[Web page and app entries]
-- Opening Marker --

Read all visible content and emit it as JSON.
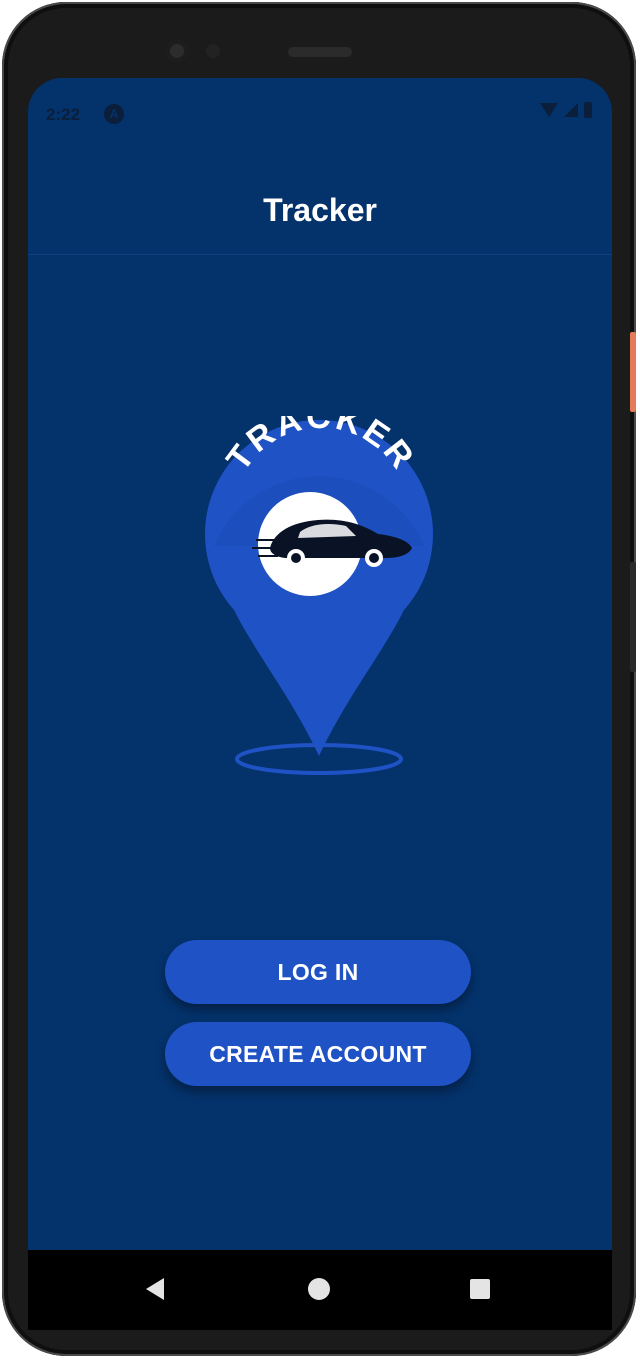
{
  "status_bar": {
    "time": "2:22",
    "notification_icon": "A"
  },
  "app_bar": {
    "title": "Tracker"
  },
  "logo": {
    "text": "TRACKER"
  },
  "actions": {
    "login_label": "LOG IN",
    "create_account_label": "CREATE ACCOUNT"
  },
  "nav_bar": {
    "icons": [
      "back-icon",
      "home-icon",
      "recents-icon"
    ]
  },
  "colors": {
    "background": "#04326b",
    "button": "#1f52c4",
    "logo_pin": "#1f52c4",
    "text": "#ffffff"
  }
}
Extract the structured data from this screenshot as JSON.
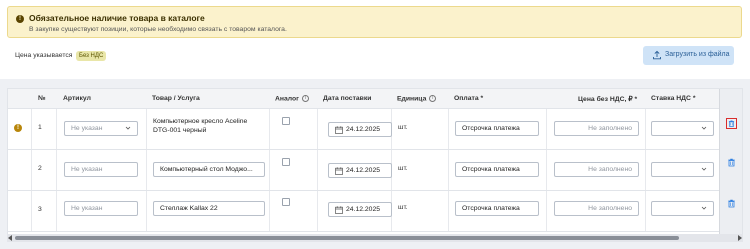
{
  "alert": {
    "title": "Обязательное наличие товара в каталоге",
    "text": "В закупке существуют позиции, которые необходимо связать с товаром каталога."
  },
  "price": {
    "label": "Цена указывается",
    "vat_badge": "Без НДС"
  },
  "upload_button": "Загрузить из файла",
  "table": {
    "headers": {
      "num": "№",
      "article": "Артикул",
      "product": "Товар / Услуга",
      "analog": "Аналог",
      "delivery": "Дата поставки",
      "unit": "Единица",
      "payment": "Оплата *",
      "price": "Цена без НДС, ₽ *",
      "vat_rate": "Ставка НДС *"
    },
    "rows": [
      {
        "num": "1",
        "article": "Не указан",
        "product": "Компьютерное кресло Aceline DTG-001 черный",
        "date": "24.12.2025",
        "unit": "шт.",
        "payment": "Отсрочка платежа",
        "price": "Не заполнено",
        "vat": ""
      },
      {
        "num": "2",
        "article": "Не указан",
        "product": "Компьютерный стол Моджо...",
        "date": "24.12.2025",
        "unit": "шт.",
        "payment": "Отсрочка платежа",
        "price": "Не заполнено",
        "vat": ""
      },
      {
        "num": "3",
        "article": "Не указан",
        "product": "Стеллаж Kallax 22",
        "date": "24.12.2025",
        "unit": "шт.",
        "payment": "Отсрочка платежа",
        "price": "Не заполнено",
        "vat": ""
      }
    ]
  },
  "icons": {
    "alert": "exclamation-icon",
    "upload": "upload-icon",
    "delete": "trash-icon",
    "calendar": "calendar-icon",
    "info": "info-icon"
  },
  "colors": {
    "accent": "#2a7de1",
    "warning_bg": "#fbf2cc",
    "delete_highlight": "#d92c2c"
  }
}
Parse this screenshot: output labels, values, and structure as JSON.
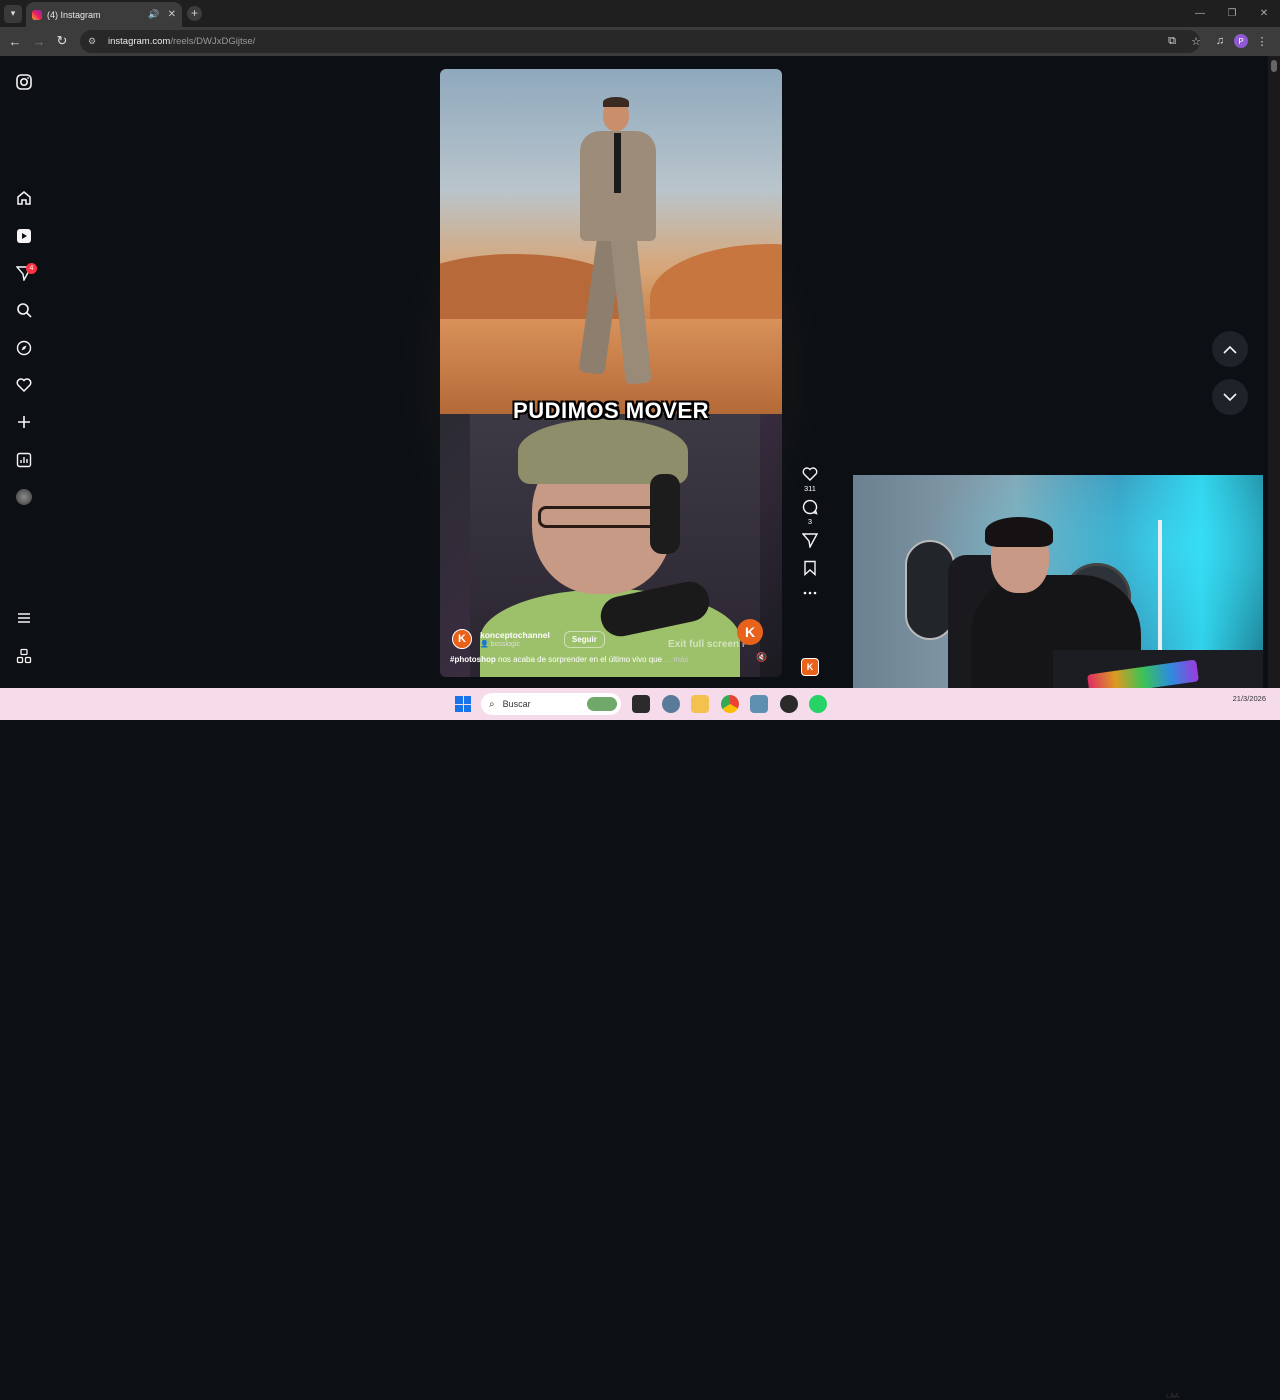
{
  "browser": {
    "tab_title": "(4) Instagram",
    "new_tab": "+",
    "url_host": "instagram.com",
    "url_path": "/reels/DWJxDGijtse/",
    "profile_initial": "P"
  },
  "sidebar": {
    "notification_count": "4"
  },
  "reel": {
    "overlay_caption": "PUDIMOS MOVER",
    "author": "konceptochannel",
    "collab": "bosslogic",
    "follow_label": "Seguir",
    "exit_fullscreen_hint": "Exit full screen",
    "exit_fullscreen_key": "F",
    "brand_mark": "K",
    "hashtag": "#photoshop",
    "description": " nos acaba de sorprender en el último vivo que",
    "more_label": " ... más",
    "likes": "311",
    "comments": "3"
  },
  "taskbar": {
    "search_placeholder": "Buscar",
    "lang": "LAA",
    "date": "21/3/2026"
  },
  "colors": {
    "ig_background": "#0c1014",
    "notification_badge": "#ff3040",
    "brand_orange": "#e8621c",
    "taskbar": "#f6dbea"
  }
}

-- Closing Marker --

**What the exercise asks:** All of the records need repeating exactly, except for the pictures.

**Answer to this task:**
Read all visible content and emit it as JSON.
{
  "status_bar": {
    "time": "2:22",
    "notification_icon": "A"
  },
  "app_bar": {
    "title": "Tracker"
  },
  "logo": {
    "text": "TRACKER"
  },
  "actions": {
    "login_label": "LOG IN",
    "create_account_label": "CREATE ACCOUNT"
  },
  "nav_bar": {
    "icons": [
      "back-icon",
      "home-icon",
      "recents-icon"
    ]
  },
  "colors": {
    "background": "#04326b",
    "button": "#1f52c4",
    "logo_pin": "#1f52c4",
    "text": "#ffffff"
  }
}
Extract the structured data from this screenshot as JSON.
{
  "alert": {
    "title": "Обязательное наличие товара в каталоге",
    "text": "В закупке существуют позиции, которые необходимо связать с товаром каталога."
  },
  "price": {
    "label": "Цена указывается",
    "vat_badge": "Без НДС"
  },
  "upload_button": "Загрузить из файла",
  "table": {
    "headers": {
      "num": "№",
      "article": "Артикул",
      "product": "Товар / Услуга",
      "analog": "Аналог",
      "delivery": "Дата поставки",
      "unit": "Единица",
      "payment": "Оплата *",
      "price": "Цена без НДС, ₽ *",
      "vat_rate": "Ставка НДС *"
    },
    "rows": [
      {
        "num": "1",
        "article": "Не указан",
        "product": "Компьютерное кресло Aceline DTG-001 черный",
        "date": "24.12.2025",
        "unit": "шт.",
        "payment": "Отсрочка платежа",
        "price": "Не заполнено",
        "vat": ""
      },
      {
        "num": "2",
        "article": "Не указан",
        "product": "Компьютерный стол Моджо...",
        "date": "24.12.2025",
        "unit": "шт.",
        "payment": "Отсрочка платежа",
        "price": "Не заполнено",
        "vat": ""
      },
      {
        "num": "3",
        "article": "Не указан",
        "product": "Стеллаж Kallax 22",
        "date": "24.12.2025",
        "unit": "шт.",
        "payment": "Отсрочка платежа",
        "price": "Не заполнено",
        "vat": ""
      }
    ]
  },
  "icons": {
    "alert": "exclamation-icon",
    "upload": "upload-icon",
    "delete": "trash-icon",
    "calendar": "calendar-icon",
    "info": "info-icon"
  },
  "colors": {
    "accent": "#2a7de1",
    "warning_bg": "#fbf2cc",
    "delete_highlight": "#d92c2c"
  }
}
Parse this screenshot: output labels, values, and structure as JSON.
{
  "browser": {
    "tab_title": "(4) Instagram",
    "new_tab": "+",
    "url_host": "instagram.com",
    "url_path": "/reels/DWJxDGijtse/",
    "profile_initial": "P"
  },
  "sidebar": {
    "notification_count": "4"
  },
  "reel": {
    "overlay_caption": "PUDIMOS MOVER",
    "author": "konceptochannel",
    "collab": "bosslogic",
    "follow_label": "Seguir",
    "exit_fullscreen_hint": "Exit full screen",
    "exit_fullscreen_key": "F",
    "brand_mark": "K",
    "hashtag": "#photoshop",
    "description": " nos acaba de sorprender en el último vivo que",
    "more_label": " ... más",
    "likes": "311",
    "comments": "3"
  },
  "taskbar": {
    "search_placeholder": "Buscar",
    "lang": "LAA",
    "date": "21/3/2026"
  },
  "colors": {
    "ig_background": "#0c1014",
    "notification_badge": "#ff3040",
    "brand_orange": "#e8621c",
    "taskbar": "#f6dbea"
  }
}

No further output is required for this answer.